The important part of the DMARC policy is the tag name “p” which defines the requested handling policy by the domain owner. It specifies that receiving mail server that evaluates this DMARC policy must reject messages, which are not in alignment with this policy.

A DMARC policy also defines implicit default options. Important regarding subdomain handling is that DMARC permits domain name alignment to be strict or relaxed (default). In strict mode, only an exact DNS domain match of the SPF-authenticated domain and the “Mail From” domain is considered to be in alignment with the DMARC policy. In relaxed mode, the SPF-authenticated domain can also belong to a subdomain. This behaviour is also well documented in the RFC standard (See RFC 7489, 10.4. Identifier Alignment Considerations).

Spoofing email sender addresses

Let’s look at the most common cases:

For domain names that do not use SPF, DKIM or DMARC no controls prevent any host on the Internet from abusing that domain name in spoofed email messages.

For domain names that only use an SPF policy, the attacker can use another envelope from address and spoof only the header from address to match the target organisation (See Picture 3 above). Some email clients may show both envelope from and header from address if the domain name does not match though.

For domain names that use both SPF and DMARC but with the default SPF-alignment mode relaxed, the attacker needs to hijack a subdomain of the target domain name first and then publish a SPF policy on this subdomain that includes the attackers host (See Picture 4 below).

Picture 4: The DMARC policy allows this message if the SPF record of lists the sending host of this message.

The screenshot below shows a spoofed message created as shown in Picture 4 above. It is abusing the hijacked subdomain to send a message to Google Mail.
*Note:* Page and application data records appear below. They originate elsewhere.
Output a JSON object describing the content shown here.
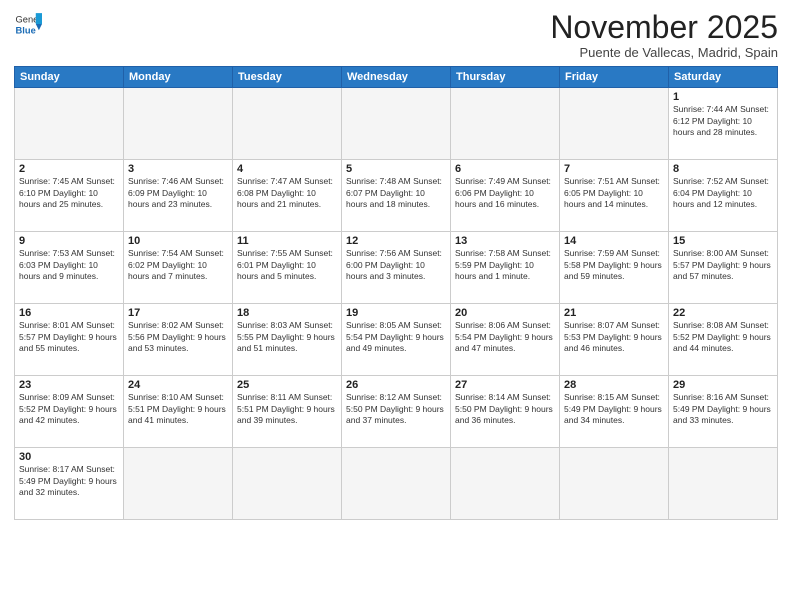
{
  "header": {
    "logo_general": "General",
    "logo_blue": "Blue",
    "title": "November 2025",
    "location": "Puente de Vallecas, Madrid, Spain"
  },
  "weekdays": [
    "Sunday",
    "Monday",
    "Tuesday",
    "Wednesday",
    "Thursday",
    "Friday",
    "Saturday"
  ],
  "weeks": [
    [
      {
        "day": "",
        "info": ""
      },
      {
        "day": "",
        "info": ""
      },
      {
        "day": "",
        "info": ""
      },
      {
        "day": "",
        "info": ""
      },
      {
        "day": "",
        "info": ""
      },
      {
        "day": "",
        "info": ""
      },
      {
        "day": "1",
        "info": "Sunrise: 7:44 AM\nSunset: 6:12 PM\nDaylight: 10 hours\nand 28 minutes."
      }
    ],
    [
      {
        "day": "2",
        "info": "Sunrise: 7:45 AM\nSunset: 6:10 PM\nDaylight: 10 hours\nand 25 minutes."
      },
      {
        "day": "3",
        "info": "Sunrise: 7:46 AM\nSunset: 6:09 PM\nDaylight: 10 hours\nand 23 minutes."
      },
      {
        "day": "4",
        "info": "Sunrise: 7:47 AM\nSunset: 6:08 PM\nDaylight: 10 hours\nand 21 minutes."
      },
      {
        "day": "5",
        "info": "Sunrise: 7:48 AM\nSunset: 6:07 PM\nDaylight: 10 hours\nand 18 minutes."
      },
      {
        "day": "6",
        "info": "Sunrise: 7:49 AM\nSunset: 6:06 PM\nDaylight: 10 hours\nand 16 minutes."
      },
      {
        "day": "7",
        "info": "Sunrise: 7:51 AM\nSunset: 6:05 PM\nDaylight: 10 hours\nand 14 minutes."
      },
      {
        "day": "8",
        "info": "Sunrise: 7:52 AM\nSunset: 6:04 PM\nDaylight: 10 hours\nand 12 minutes."
      }
    ],
    [
      {
        "day": "9",
        "info": "Sunrise: 7:53 AM\nSunset: 6:03 PM\nDaylight: 10 hours\nand 9 minutes."
      },
      {
        "day": "10",
        "info": "Sunrise: 7:54 AM\nSunset: 6:02 PM\nDaylight: 10 hours\nand 7 minutes."
      },
      {
        "day": "11",
        "info": "Sunrise: 7:55 AM\nSunset: 6:01 PM\nDaylight: 10 hours\nand 5 minutes."
      },
      {
        "day": "12",
        "info": "Sunrise: 7:56 AM\nSunset: 6:00 PM\nDaylight: 10 hours\nand 3 minutes."
      },
      {
        "day": "13",
        "info": "Sunrise: 7:58 AM\nSunset: 5:59 PM\nDaylight: 10 hours\nand 1 minute."
      },
      {
        "day": "14",
        "info": "Sunrise: 7:59 AM\nSunset: 5:58 PM\nDaylight: 9 hours\nand 59 minutes."
      },
      {
        "day": "15",
        "info": "Sunrise: 8:00 AM\nSunset: 5:57 PM\nDaylight: 9 hours\nand 57 minutes."
      }
    ],
    [
      {
        "day": "16",
        "info": "Sunrise: 8:01 AM\nSunset: 5:57 PM\nDaylight: 9 hours\nand 55 minutes."
      },
      {
        "day": "17",
        "info": "Sunrise: 8:02 AM\nSunset: 5:56 PM\nDaylight: 9 hours\nand 53 minutes."
      },
      {
        "day": "18",
        "info": "Sunrise: 8:03 AM\nSunset: 5:55 PM\nDaylight: 9 hours\nand 51 minutes."
      },
      {
        "day": "19",
        "info": "Sunrise: 8:05 AM\nSunset: 5:54 PM\nDaylight: 9 hours\nand 49 minutes."
      },
      {
        "day": "20",
        "info": "Sunrise: 8:06 AM\nSunset: 5:54 PM\nDaylight: 9 hours\nand 47 minutes."
      },
      {
        "day": "21",
        "info": "Sunrise: 8:07 AM\nSunset: 5:53 PM\nDaylight: 9 hours\nand 46 minutes."
      },
      {
        "day": "22",
        "info": "Sunrise: 8:08 AM\nSunset: 5:52 PM\nDaylight: 9 hours\nand 44 minutes."
      }
    ],
    [
      {
        "day": "23",
        "info": "Sunrise: 8:09 AM\nSunset: 5:52 PM\nDaylight: 9 hours\nand 42 minutes."
      },
      {
        "day": "24",
        "info": "Sunrise: 8:10 AM\nSunset: 5:51 PM\nDaylight: 9 hours\nand 41 minutes."
      },
      {
        "day": "25",
        "info": "Sunrise: 8:11 AM\nSunset: 5:51 PM\nDaylight: 9 hours\nand 39 minutes."
      },
      {
        "day": "26",
        "info": "Sunrise: 8:12 AM\nSunset: 5:50 PM\nDaylight: 9 hours\nand 37 minutes."
      },
      {
        "day": "27",
        "info": "Sunrise: 8:14 AM\nSunset: 5:50 PM\nDaylight: 9 hours\nand 36 minutes."
      },
      {
        "day": "28",
        "info": "Sunrise: 8:15 AM\nSunset: 5:49 PM\nDaylight: 9 hours\nand 34 minutes."
      },
      {
        "day": "29",
        "info": "Sunrise: 8:16 AM\nSunset: 5:49 PM\nDaylight: 9 hours\nand 33 minutes."
      }
    ],
    [
      {
        "day": "30",
        "info": "Sunrise: 8:17 AM\nSunset: 5:49 PM\nDaylight: 9 hours\nand 32 minutes."
      },
      {
        "day": "",
        "info": ""
      },
      {
        "day": "",
        "info": ""
      },
      {
        "day": "",
        "info": ""
      },
      {
        "day": "",
        "info": ""
      },
      {
        "day": "",
        "info": ""
      },
      {
        "day": "",
        "info": ""
      }
    ]
  ]
}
Google Mail validates both SPF and DMARC and proves that the attack worked.

Picture 5: Sending a spoofed message with the sender address

Conclusion and Recommendations

Hijacking of subdomains is often possible against large zone files and these domain names are typically also the ones interesting to attack in the first place because they belong to large enterprises.

If you have a security control which relies on DNS, then it’s only as secure as your DNS. To prevent the attacks described we recommend that you regularly check your zone content for unresolvable hostname records. This github project contains a simple check script that can be used on your own zone files.

DNSSEC signing your domain name does also prevent some of the listed attacks (e.g. delegation hijack of and is strongly recommended if you want to take DNS security seriously.

One thought on “Breaking security controls using subdomain hijacking”

Comments are closed.

%d bloggers like this: